While most of these tests are very dependable, they could be better. Should there be any uncertainty regarding the accuracy of the test results, your veterinarian might choose to perform a second confirmatory test using a different technique (e.g., a different test kit or sending blood to a lab to check for viruses using a molecular test like PCR or to check for antibodies using a more advanced assay like “western blotting”).
It’s crucial to remember that while they might not be infected, kittens born to FIV-infected queens will test positive early in life because they will absorb antibodies from the queen through the milk. It is always recommended to retest kittens who test positive between the ages of 5 and 6 months. Alternatives (such as a PCR test) are required because cats that have received the FIV vaccine will also test positive on standard antibody testing in the countries where it is available.
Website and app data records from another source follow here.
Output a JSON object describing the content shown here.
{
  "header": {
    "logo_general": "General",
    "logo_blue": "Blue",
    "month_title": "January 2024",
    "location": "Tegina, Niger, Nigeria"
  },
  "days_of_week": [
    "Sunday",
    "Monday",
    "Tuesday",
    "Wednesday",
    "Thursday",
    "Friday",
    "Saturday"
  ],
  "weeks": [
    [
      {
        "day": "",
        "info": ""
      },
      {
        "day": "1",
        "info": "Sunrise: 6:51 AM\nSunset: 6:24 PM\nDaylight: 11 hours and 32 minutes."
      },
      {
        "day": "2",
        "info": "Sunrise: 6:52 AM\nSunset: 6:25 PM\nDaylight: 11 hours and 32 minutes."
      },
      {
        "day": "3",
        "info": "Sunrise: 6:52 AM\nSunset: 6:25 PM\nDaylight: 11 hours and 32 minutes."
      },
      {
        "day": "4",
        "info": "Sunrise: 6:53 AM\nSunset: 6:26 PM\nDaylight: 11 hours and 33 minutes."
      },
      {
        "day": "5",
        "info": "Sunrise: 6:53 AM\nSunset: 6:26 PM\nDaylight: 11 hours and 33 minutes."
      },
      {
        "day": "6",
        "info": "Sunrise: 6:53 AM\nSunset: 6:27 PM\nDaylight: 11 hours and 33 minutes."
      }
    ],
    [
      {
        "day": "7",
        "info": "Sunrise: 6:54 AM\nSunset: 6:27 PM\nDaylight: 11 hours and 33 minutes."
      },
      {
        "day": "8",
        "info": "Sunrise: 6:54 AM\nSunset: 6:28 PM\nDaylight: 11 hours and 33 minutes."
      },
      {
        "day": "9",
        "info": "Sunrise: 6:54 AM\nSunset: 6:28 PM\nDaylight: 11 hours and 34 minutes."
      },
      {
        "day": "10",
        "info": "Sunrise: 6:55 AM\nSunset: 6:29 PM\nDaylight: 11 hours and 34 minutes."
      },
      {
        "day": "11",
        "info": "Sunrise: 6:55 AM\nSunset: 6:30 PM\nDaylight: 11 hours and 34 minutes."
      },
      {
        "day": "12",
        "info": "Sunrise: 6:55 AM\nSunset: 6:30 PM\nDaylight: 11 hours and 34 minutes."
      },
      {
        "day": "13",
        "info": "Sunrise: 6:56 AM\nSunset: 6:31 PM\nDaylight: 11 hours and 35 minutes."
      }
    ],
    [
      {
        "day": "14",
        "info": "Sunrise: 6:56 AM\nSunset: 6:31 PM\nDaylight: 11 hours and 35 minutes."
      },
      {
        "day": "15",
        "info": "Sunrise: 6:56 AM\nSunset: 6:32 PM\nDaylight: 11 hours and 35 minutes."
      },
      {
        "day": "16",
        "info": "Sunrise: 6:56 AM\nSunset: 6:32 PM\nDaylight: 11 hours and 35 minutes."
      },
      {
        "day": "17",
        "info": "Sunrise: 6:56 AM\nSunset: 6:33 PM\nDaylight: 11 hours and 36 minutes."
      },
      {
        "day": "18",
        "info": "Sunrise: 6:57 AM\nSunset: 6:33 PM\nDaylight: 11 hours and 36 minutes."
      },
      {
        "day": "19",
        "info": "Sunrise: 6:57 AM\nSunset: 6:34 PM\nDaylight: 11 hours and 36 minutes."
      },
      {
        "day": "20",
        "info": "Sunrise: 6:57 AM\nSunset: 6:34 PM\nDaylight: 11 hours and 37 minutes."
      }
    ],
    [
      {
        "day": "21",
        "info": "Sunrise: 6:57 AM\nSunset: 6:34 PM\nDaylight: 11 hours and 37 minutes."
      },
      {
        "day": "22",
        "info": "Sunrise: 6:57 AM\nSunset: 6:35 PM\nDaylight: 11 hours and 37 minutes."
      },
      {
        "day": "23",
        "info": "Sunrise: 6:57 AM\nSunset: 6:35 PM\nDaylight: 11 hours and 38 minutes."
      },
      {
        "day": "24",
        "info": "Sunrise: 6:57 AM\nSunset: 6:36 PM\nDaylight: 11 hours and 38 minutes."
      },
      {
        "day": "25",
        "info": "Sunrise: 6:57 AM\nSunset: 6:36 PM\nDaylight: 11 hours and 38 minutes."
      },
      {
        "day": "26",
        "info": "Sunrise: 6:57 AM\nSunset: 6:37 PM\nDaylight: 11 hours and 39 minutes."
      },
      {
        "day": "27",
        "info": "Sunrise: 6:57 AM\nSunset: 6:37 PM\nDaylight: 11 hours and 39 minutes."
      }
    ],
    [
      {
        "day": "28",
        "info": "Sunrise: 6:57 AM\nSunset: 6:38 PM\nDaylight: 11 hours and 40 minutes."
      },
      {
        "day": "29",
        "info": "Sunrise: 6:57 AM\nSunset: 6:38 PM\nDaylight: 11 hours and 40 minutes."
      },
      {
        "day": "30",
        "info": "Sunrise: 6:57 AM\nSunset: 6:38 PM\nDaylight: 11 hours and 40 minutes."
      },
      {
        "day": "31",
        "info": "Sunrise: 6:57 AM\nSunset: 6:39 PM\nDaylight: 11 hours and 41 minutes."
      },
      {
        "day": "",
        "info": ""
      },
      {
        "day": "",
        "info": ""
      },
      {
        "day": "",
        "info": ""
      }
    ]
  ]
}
Many cats infected with FeLV can coexist peacefully with the virus for extended periods, and the virus itself may never manifest as a clinical illness. Numerous variables, such as the type of FIV a cat is infected with, the immune system of the cat, and the existence or lack of additional infectious agents, affect whether disease develops in cats. In one study, it was discovered that cats with FIV infection lived, on average, less than five years (from when the sickness was detected). In contrast, a comparable group of cats without the infection lived, on average, about six years.
The primary goals of controlling a feline immunodeficiency virus (FIV) infection are to stop the virus from spreading to other cats and to keep the afflicted cat as healthy as possible. It has been demonstrated that several antiviral drugs used for HIV infection in human patients can also benefit some FIV-infected cats.
Typical supportive and general care should consist of the following:
All FIV-infected cats should be neutered to lower their risk of infection and fighting.
FIV-positive cats should, whenever feasible, be kept indoors and kept apart from healthy cats. This lessens the chance of the FIV-infected cat contracting additional infections and helps stop the infection from spreading to other cats. As an alternative, construct a cat-proof enclosure so that your cat can go outside but stays safe from other cats. Observe the garden’s fencing.
Reducing the chance of coming into contact with parasites and bacteria that could cause illness can be accomplished by maintaining a healthy diet, which includes using high-quality commercial foods and avoiding raw meat, eggs, and unpasteurized dairy products.
Keeping up good routine preventative healthcare (such as routine immunizations, flea and worm control, etc.)
Two yearly veterinary checkups are the best option, but occasionally, your veterinarian may recommend specific blood tests to monitor your cat’s health.
Timely identification and suitable management of any concurrent or subsequent illnesses. In cases where bacterial infections are associated with substantial immunosuppression, longer antibiotic treatments might be required.
Avoidance and management
Numerous nations now offer an accessible licensed FIV vaccine. The information at hand indicates that the vaccine provides a reasonable level of protection and that cats who are significantly at risk of contracting FIV may find it helpful. Given that there are several strains of FIV, it is unreasonable to anticipate that the vaccination will provide total protection. Additionally, a cat with vaccinations will later test positive for FIV infection on commonly used antibody tests.
Although it might occasionally be challenging in a multicat household, FIV-infected cats should ideally be kept apart from other cats. Some owners choose to maintain the household setup as is because there is little chance of transmission through social contact, such as sharing food bowls and grooming one another. Given the high concentration of virus in saliva, it could be beneficial to at least feed cats in different bowls. After use, food bowls and litter trays should be cleaned to eradicate the virus.